Georgia: Nika Kocherov and Young Georgian Lolitaz – Midnight Gold
I think it’s interesting how different the approaches of the three Caucasian countries are recently. Armenia and Azerbaijan started out pretty conformist with a little hint of ethno, until the former sat one out and came back more alternative and the latter declined in quality but never changed its approach. Well, Georgia always was the odd one out, which sometimes worked and sometimes didn’t. This year?
Starting out with a good bit of indie rock is a key to my heart, guys. I’m even gonna forgive you for the unnecessary long band name. Especially as they keep going that way. I am really torn about the electronic way this takes in the second half, which makes it feel kind of disconnected and not very coherent. Also it blends all together, I can hardly make out any instruments which gives it a very dirty unfinished sound. Recognizable, and I love it, but probably alienating the average Eurovision viewer on first listen?

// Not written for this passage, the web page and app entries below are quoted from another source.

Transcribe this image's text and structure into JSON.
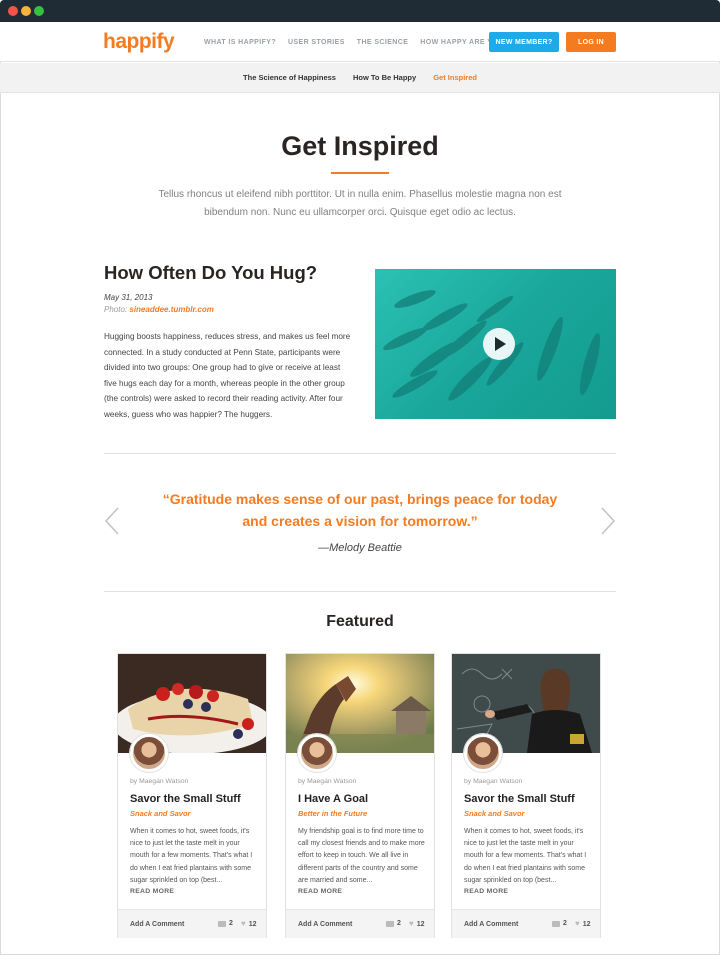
{
  "header": {
    "logo": "happify",
    "nav": [
      "WHAT IS HAPPIFY?",
      "USER STORIES",
      "THE SCIENCE",
      "HOW HAPPY ARE YOU?"
    ],
    "new_member_label": "NEW MEMBER?",
    "login_label": "LOG IN",
    "accent": "#f47b20",
    "blue": "#1ea9e8"
  },
  "subnav": [
    "The Science of Happiness",
    "How To Be Happy",
    "Get Inspired"
  ],
  "page": {
    "title": "Get Inspired",
    "intro": "Tellus rhoncus ut eleifend nibh porttitor. Ut in nulla enim. Phasellus molestie magna non est bibendum non. Nunc eu ullamcorper orci. Quisque eget odio ac lectus."
  },
  "article": {
    "title": "How Often Do You Hug?",
    "date": "May 31, 2013",
    "photo_label": "Photo:",
    "photo_credit": "sineaddee.tumblr.com",
    "body": "Hugging boosts happiness, reduces stress, and makes us feel more connected. In a study conducted at Penn State, participants were divided into two groups: One group had to give or receive at least five hugs each day for a month, whereas people in the other group (the controls) were asked to record their reading activity. After four weeks, guess who was happier? The huggers.",
    "video_icon": "play-icon"
  },
  "quote": {
    "text": "“Gratitude makes sense of our past, brings peace for today and creates a vision for tomorrow.”",
    "author": "—Melody Beattie"
  },
  "featured": {
    "title": "Featured",
    "cards": [
      {
        "by": "by Maegan Watson",
        "title": "Savor the Small Stuff",
        "category": "Snack and Savor",
        "excerpt": "When it comes to hot, sweet foods, it's nice to just let the taste melt in your mouth for a few moments. That's what I do when I eat fried plantains with some sugar sprinkled on top (best...",
        "more": "READ MORE",
        "comment_label": "Add A Comment",
        "comments": "2",
        "likes": "12"
      },
      {
        "by": "by Maegan Watson",
        "title": "I Have A Goal",
        "category": "Better in the Future",
        "excerpt": "My friendship goal is to find more time to call my closest friends and to make more effort to keep in touch. We all live in different parts of the country and some are married and some...",
        "more": "READ MORE",
        "comment_label": "Add A Comment",
        "comments": "2",
        "likes": "12"
      },
      {
        "by": "by Maegan Watson",
        "title": "Savor the Small Stuff",
        "category": "Snack and Savor",
        "excerpt": "When it comes to hot, sweet foods, it's nice to just let the taste melt in your mouth for a few moments. That's what I do when I eat fried plantains with some sugar sprinkled on top (best...",
        "more": "READ MORE",
        "comment_label": "Add A Comment",
        "comments": "2",
        "likes": "12"
      }
    ]
  }
}
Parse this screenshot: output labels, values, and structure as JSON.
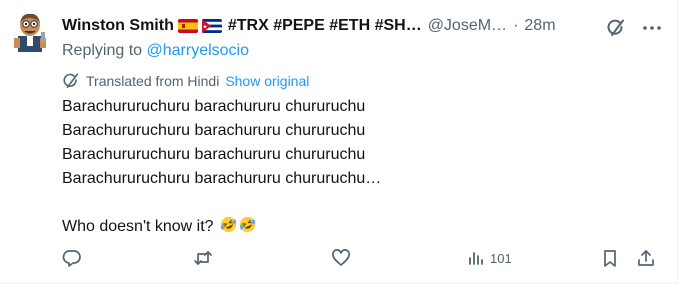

This would probably better be called Lyrical Gold. “When I came to your smell on my skin”. From a band called Young Georgian Lolitaz. Should I be scared? It’s at least the first time I’ve seen such a open description of… acts that can lead to children in a Eurovision song. And it just gets better. Stealing your date’s cigarettes? Clever move, Nika… saves you some money.”Ten hours are missing from memory, I vaguely can recall pain and pleasure mixing in one bowl” – heavy hangover or a really weird BDSM practice? My Slowianie was a children’s show compared to this! Well, Eurovision is aired past 9pm after all. No harm done, quite the opposite. With the electro part I can’t give this what Georgia deserves for it, but it remains a strong 8/10!